§ TRY IT
Search string "вышла": state how many lines in the material below contain it, and nothing else.

§ DATA FOR THE TASK
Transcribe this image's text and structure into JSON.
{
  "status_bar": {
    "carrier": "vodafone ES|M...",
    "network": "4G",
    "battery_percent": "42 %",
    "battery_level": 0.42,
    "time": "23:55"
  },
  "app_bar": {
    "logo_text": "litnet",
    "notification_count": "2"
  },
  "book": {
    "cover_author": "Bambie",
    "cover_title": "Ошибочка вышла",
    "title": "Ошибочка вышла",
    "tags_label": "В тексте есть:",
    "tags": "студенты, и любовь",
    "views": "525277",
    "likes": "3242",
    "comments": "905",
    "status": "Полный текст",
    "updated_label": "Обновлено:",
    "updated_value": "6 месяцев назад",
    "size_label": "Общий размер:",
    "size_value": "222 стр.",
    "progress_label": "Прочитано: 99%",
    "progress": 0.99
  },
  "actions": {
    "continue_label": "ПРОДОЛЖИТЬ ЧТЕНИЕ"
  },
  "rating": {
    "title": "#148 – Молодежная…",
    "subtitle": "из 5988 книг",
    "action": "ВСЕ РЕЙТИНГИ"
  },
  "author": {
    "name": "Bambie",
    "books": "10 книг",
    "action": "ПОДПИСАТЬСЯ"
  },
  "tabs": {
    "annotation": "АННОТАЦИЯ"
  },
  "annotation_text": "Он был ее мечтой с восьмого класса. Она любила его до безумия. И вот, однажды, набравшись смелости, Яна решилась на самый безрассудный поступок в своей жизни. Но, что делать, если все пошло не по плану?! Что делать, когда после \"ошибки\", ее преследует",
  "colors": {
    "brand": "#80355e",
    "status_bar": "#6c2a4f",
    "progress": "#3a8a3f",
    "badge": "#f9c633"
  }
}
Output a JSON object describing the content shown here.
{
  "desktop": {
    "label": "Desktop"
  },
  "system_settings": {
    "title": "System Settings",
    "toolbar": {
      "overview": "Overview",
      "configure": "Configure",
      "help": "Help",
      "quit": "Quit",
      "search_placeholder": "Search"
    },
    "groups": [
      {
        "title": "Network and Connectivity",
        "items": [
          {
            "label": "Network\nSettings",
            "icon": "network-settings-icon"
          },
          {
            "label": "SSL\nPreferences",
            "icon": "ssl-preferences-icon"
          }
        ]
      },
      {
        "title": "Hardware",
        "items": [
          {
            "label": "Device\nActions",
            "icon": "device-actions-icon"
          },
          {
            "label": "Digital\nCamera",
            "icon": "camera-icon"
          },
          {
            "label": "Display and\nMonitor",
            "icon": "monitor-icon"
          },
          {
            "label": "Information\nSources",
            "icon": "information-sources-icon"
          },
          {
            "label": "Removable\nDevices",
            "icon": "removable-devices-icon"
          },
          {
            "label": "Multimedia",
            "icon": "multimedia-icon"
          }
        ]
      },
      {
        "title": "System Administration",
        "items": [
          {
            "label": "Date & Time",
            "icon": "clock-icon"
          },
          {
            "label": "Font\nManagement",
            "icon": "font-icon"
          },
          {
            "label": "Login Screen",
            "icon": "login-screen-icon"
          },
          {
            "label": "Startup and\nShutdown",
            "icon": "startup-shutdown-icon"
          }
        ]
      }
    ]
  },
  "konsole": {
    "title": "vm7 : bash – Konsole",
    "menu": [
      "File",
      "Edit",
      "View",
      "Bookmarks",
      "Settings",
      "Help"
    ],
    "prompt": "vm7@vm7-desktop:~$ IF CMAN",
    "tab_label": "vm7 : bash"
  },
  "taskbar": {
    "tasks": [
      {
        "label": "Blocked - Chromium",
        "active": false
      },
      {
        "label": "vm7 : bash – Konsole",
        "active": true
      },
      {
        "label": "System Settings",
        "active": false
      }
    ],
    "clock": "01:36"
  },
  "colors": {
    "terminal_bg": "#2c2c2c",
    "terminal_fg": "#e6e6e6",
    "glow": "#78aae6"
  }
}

§ EXERCISE RESULT
2